When you’re working on something like this show, when you’re on tour or on stage, does it run through your mind that you now are what you’ve just described to the next generation?
Absolutely. I mean, that’s one of the things that tell myself when I’m struggling or things are difficult. I remind myself of what all those queens were to me and I think about myself as a kid.
I think, what if I could travel back now and speak to that sad, 13-year-old, isolated child who just feels like they don’t have value, and there was not a place for them, and say, hey, look, not only are you going to be OK, but you’re going to get to live a life that’s weirder and more fun and more glamorous and self-invented than you ever could dream of! And you’re not just going to be able to do that in spite of what people don’t like about you now, but it’s actually intrinsically tied to what people don’t like about you now, it’s the flip side.

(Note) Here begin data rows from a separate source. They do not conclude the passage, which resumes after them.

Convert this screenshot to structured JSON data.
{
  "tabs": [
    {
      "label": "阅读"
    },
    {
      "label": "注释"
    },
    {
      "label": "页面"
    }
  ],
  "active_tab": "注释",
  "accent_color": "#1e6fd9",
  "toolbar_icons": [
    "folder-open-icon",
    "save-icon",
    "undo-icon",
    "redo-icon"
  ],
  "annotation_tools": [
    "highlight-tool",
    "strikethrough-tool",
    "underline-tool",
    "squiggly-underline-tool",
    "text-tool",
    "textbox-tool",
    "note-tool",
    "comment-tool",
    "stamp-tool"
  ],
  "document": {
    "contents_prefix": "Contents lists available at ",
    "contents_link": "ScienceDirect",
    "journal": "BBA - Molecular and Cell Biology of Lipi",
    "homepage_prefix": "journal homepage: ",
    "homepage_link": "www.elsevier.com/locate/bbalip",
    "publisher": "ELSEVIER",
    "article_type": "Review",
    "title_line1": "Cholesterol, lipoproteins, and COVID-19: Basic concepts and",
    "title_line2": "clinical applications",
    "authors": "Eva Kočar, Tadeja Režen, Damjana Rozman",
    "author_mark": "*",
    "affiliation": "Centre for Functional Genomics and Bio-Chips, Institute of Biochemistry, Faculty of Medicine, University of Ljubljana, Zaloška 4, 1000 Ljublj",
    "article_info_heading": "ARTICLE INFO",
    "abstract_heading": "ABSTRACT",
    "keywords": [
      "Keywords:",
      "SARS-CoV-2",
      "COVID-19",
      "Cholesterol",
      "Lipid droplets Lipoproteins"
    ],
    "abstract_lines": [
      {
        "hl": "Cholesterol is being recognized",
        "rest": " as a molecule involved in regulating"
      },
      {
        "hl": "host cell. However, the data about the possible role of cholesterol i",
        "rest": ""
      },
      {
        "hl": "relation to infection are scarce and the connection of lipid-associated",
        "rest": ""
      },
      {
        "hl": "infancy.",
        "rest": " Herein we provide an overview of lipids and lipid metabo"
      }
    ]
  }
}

I think about giving that message to my young self, and I hope that that’s the message that I’m giving to other young people, that will help them to know that no matter what life feels like, you can create anything for yourself.